Tennessee 

HB 852 sought to enhance animal cruelty penalties. An amendment was discussed in the House Criminal Justice Subcommittee that, among other extensive provisions, would direct the court to impose vastly increased penalties, including imprisonment and significant fines, for any offense; expand the confiscation of animals to include other equipment and property based on an accusation; limit a citizen’s right to appeal a bond for care award; and further enable the awarding of seized property, fines and fees to non-governmental organizations operating in the state or in a county. These proposed increased penalties did not distinguish between a correctible issue such as a spilled water container that does not result in harm to an animal. and heinous acts of animal torture.  The subcommittee deferred the bill to Summer Study.

HB 1190, a measure supported by AKC GR which penalizes the misrepresentation of a service or support animal, was enacted as Public Chapter 236 and becomes law on July 1, 2019.

Texas

SB 476 would permit businesses to allow patrons to bring dogs to their outdoor dining areas if they choose, so long as certain standards are met.  AKC GR supported this bill, which was signed by the governor.

Virginia

House Bill 1625 originally clarified laws regarding outdoor shelter laws, but was significantly amended in the Senate Agriculture Committee to include unreasonable tethering laws and a provision that will allow local governments to pass new, stricter laws on basic standards of animal care including food, water, exercise, and veterinary treatment.  A conference committee removed the problematic language and once again clarifies requirements for what constitutes “adequate shelter”.  The amended bill was signed by the governor on March 18 and will be enacted on July 1.

Senate Bill 1025 sought to regulate tethering, and also allowed localities to pass their own, stricter laws regarding the care of animals.  At the request of the AKC, its state federation, and numerous clubs and sportsmen, the bill was amended to address the majority of concerns and passed.  The governor requested some problematic amendments, and the AKC and its federation communicated concerns to the General Assembly, who voted on April 3 to reject these changes.  Read more about this legislation.

Washington

HB 1026 will prohibit local jurisdictions from passing breed-specific laws unless certain exemptions exist, such as an exception for a dog that has passed the AKC Canine Good Citizen test or a similar training. AKC GR expressed support for this first step in prohibiting breed-specific laws in Washington. It passed the House and Senate and was signed into law by the governor. Read more about this legislation.
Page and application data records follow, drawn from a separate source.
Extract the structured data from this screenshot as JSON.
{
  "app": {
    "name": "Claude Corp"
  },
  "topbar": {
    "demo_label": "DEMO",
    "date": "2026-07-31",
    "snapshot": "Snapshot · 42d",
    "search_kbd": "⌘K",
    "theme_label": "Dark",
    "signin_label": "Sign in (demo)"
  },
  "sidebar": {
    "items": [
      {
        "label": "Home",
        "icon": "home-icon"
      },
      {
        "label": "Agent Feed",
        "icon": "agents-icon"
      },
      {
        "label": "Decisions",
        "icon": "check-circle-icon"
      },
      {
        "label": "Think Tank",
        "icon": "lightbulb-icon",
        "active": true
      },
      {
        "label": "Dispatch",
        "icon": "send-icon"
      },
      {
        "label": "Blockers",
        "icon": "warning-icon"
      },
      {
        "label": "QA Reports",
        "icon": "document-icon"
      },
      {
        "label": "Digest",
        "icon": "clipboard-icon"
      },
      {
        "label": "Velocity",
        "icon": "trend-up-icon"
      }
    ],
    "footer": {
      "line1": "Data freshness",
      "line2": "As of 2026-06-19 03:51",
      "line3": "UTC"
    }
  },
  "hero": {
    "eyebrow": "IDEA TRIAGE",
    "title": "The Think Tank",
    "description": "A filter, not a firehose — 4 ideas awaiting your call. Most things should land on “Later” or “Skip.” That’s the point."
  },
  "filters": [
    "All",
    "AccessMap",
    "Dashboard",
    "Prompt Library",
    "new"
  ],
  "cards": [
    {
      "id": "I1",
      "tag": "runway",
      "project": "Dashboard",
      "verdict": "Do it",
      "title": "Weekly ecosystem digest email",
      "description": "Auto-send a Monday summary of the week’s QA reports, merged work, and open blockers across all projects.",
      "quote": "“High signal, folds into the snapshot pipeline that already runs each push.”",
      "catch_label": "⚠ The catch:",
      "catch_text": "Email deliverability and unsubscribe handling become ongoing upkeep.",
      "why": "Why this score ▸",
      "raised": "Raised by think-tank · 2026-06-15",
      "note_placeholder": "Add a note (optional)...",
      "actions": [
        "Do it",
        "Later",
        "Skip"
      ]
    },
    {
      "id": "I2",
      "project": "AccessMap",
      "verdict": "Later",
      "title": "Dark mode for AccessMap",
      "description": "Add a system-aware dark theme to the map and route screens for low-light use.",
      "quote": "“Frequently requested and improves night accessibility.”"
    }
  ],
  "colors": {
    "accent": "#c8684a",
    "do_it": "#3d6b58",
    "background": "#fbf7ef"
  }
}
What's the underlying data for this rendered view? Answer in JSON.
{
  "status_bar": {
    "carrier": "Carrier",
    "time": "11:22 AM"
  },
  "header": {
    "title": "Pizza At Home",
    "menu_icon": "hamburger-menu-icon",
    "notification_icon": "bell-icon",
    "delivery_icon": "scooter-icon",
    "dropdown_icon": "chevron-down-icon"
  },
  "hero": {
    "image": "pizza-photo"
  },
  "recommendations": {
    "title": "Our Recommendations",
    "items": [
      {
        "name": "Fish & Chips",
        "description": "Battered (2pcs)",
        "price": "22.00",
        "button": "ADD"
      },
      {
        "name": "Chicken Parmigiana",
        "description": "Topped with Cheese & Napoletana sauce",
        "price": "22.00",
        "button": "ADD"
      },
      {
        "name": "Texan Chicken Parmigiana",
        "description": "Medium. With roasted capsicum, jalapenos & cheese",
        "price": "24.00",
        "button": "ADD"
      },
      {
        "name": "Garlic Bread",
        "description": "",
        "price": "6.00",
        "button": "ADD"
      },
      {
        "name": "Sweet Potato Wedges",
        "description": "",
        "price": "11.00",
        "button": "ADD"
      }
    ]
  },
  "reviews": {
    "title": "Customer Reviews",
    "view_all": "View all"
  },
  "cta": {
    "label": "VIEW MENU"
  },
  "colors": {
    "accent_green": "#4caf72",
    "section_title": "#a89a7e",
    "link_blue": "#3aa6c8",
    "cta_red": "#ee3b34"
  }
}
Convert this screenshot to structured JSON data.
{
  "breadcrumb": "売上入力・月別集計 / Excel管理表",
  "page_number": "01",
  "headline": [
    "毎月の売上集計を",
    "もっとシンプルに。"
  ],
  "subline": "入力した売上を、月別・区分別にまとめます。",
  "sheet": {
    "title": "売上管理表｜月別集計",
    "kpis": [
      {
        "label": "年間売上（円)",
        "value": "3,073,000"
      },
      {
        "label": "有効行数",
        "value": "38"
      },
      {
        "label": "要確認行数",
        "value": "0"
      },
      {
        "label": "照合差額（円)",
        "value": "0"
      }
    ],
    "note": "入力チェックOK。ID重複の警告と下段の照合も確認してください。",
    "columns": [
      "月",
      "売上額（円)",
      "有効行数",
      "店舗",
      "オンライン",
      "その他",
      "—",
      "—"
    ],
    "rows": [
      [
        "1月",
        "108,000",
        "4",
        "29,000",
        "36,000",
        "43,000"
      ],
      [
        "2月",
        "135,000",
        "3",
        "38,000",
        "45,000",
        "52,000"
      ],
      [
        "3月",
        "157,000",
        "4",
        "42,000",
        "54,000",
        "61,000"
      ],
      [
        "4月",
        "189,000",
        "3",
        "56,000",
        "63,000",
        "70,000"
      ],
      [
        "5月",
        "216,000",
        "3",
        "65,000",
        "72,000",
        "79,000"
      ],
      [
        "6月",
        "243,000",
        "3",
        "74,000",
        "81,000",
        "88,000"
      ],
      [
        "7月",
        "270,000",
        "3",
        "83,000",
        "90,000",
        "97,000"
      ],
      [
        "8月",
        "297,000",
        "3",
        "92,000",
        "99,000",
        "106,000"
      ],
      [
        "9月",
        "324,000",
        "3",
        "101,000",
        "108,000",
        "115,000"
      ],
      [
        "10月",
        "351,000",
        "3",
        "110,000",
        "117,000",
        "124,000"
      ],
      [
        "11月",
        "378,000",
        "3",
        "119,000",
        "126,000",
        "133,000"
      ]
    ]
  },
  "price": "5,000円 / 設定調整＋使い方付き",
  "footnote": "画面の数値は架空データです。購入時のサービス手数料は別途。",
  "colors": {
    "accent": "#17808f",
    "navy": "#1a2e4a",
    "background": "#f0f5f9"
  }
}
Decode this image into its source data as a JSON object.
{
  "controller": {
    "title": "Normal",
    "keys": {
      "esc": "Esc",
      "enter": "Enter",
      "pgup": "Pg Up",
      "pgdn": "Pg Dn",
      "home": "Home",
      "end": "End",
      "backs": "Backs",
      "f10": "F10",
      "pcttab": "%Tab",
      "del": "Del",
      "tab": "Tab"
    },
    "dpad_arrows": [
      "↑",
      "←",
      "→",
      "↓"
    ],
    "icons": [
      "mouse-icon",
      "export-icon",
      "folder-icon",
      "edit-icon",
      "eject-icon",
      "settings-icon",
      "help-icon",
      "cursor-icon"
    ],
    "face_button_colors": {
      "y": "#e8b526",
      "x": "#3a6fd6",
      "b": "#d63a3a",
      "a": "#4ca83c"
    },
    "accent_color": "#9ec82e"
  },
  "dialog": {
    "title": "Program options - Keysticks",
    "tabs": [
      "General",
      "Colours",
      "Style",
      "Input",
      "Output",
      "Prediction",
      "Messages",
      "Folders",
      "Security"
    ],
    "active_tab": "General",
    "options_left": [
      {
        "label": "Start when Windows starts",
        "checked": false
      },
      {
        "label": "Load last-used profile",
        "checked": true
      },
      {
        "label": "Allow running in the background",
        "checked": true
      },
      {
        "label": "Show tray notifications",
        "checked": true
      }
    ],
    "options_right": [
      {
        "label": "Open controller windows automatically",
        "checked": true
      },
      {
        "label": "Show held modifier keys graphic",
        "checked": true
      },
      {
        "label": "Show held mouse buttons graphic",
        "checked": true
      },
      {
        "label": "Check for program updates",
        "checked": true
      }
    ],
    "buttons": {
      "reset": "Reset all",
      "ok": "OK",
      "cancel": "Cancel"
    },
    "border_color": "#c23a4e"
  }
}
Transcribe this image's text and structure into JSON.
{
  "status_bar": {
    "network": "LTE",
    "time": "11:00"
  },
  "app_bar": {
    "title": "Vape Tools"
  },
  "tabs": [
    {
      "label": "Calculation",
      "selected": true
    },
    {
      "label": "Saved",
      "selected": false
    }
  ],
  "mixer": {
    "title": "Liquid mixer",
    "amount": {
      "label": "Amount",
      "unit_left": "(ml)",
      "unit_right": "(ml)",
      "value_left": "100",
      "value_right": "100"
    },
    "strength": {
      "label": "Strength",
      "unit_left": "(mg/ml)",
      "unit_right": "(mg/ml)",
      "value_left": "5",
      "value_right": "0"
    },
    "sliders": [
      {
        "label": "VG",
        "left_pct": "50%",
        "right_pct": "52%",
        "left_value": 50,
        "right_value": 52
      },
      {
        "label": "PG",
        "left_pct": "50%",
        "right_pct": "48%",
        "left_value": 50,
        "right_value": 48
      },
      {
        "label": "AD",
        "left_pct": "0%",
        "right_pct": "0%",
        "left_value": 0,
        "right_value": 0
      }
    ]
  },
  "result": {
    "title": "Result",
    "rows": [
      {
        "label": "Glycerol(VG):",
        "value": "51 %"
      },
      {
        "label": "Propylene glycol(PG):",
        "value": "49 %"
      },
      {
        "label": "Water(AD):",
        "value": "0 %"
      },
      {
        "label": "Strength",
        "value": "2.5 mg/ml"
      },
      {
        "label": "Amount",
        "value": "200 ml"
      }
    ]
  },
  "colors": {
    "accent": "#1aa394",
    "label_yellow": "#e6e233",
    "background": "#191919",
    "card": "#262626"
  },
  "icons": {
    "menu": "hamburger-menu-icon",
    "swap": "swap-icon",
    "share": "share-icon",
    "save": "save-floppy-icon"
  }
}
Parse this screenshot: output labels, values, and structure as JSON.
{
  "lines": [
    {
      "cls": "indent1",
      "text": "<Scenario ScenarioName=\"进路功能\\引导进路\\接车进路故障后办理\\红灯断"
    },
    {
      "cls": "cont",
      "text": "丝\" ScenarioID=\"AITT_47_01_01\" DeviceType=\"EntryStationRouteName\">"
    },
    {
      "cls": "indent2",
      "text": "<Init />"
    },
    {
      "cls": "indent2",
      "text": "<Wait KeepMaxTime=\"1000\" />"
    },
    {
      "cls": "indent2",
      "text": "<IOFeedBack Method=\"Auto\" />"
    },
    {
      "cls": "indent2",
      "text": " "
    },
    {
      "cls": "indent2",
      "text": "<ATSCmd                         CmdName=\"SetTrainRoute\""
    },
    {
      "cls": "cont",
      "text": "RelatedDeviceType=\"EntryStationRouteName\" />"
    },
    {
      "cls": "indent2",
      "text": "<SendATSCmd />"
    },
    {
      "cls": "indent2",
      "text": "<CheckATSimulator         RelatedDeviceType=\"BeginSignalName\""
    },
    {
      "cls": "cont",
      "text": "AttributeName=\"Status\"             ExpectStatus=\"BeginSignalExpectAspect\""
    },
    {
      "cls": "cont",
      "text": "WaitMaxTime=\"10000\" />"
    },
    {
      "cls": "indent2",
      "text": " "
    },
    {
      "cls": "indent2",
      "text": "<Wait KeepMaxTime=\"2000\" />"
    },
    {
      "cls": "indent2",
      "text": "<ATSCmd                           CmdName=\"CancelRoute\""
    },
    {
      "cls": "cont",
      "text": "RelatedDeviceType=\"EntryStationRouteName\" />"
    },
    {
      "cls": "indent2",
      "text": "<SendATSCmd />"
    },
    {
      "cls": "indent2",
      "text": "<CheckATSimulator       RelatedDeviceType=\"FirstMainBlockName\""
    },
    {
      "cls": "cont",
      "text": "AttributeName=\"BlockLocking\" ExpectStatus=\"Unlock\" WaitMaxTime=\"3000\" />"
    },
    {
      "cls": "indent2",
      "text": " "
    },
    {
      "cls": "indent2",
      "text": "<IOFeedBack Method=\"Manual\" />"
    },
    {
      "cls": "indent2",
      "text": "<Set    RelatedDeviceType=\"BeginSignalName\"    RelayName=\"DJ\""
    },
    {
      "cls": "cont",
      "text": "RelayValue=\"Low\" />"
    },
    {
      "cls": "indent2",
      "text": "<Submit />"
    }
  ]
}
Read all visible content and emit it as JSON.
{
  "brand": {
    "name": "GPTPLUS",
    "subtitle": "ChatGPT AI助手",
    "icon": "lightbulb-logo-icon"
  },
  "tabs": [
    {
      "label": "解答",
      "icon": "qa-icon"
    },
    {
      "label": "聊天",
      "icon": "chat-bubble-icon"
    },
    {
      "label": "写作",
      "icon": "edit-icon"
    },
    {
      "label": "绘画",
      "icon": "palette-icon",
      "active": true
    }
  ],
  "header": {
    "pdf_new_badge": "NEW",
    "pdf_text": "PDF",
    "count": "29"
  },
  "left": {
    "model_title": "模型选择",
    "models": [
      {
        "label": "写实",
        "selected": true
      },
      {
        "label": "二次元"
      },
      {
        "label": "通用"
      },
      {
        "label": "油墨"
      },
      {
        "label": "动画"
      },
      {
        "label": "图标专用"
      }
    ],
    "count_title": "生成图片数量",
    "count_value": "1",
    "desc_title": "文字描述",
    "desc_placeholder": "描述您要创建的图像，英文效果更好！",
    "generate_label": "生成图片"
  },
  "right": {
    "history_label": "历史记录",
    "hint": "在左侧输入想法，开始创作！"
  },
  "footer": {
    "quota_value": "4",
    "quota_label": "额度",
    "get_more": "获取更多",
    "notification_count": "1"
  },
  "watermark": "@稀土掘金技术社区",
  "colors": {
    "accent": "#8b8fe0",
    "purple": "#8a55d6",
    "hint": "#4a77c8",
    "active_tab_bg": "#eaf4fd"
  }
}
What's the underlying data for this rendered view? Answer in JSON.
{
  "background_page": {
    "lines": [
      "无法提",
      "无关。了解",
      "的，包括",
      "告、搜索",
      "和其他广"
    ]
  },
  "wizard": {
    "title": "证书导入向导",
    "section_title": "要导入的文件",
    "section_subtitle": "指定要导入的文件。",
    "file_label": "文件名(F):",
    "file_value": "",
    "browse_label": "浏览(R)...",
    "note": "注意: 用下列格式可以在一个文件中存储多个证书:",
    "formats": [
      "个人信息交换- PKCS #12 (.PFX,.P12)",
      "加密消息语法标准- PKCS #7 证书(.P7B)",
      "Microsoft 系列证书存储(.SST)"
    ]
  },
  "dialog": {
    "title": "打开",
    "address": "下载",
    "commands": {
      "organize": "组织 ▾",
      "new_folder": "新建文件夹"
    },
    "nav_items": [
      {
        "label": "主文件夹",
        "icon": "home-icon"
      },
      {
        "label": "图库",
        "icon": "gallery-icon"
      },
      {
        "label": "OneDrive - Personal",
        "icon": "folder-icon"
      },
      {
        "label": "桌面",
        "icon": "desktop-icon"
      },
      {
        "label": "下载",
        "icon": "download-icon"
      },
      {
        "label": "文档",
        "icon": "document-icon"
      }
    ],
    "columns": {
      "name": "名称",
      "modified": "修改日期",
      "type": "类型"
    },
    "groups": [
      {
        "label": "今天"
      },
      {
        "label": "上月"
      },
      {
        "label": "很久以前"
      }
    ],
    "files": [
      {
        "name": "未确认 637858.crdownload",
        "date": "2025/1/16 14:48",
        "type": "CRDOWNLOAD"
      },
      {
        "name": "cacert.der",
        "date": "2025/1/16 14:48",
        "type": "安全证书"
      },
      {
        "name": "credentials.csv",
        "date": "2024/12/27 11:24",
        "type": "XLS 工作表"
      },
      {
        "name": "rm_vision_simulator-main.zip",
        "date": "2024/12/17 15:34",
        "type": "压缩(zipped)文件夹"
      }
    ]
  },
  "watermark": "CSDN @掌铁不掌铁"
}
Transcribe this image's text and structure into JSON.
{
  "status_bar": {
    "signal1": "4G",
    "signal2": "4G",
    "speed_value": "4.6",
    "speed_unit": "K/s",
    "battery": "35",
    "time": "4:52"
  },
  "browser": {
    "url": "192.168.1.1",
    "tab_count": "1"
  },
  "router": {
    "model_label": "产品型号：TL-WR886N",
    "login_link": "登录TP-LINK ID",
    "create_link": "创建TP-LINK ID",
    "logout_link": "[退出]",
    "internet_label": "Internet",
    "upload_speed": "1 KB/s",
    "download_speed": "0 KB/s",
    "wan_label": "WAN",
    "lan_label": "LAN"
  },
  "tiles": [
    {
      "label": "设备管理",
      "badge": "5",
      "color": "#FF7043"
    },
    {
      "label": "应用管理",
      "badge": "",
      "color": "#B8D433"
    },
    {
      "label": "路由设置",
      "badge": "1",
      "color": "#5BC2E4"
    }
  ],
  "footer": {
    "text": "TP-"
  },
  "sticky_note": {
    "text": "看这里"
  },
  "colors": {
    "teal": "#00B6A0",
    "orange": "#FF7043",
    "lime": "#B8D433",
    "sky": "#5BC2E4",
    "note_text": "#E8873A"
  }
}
SB 5209 would have required all dogs and cats sold in retail businesses to have come from rescues, animal shelters or humane societies. AKC GR and other stakeholders expressed concerns with this measure.  The bill failed upon adjournment of the legislature.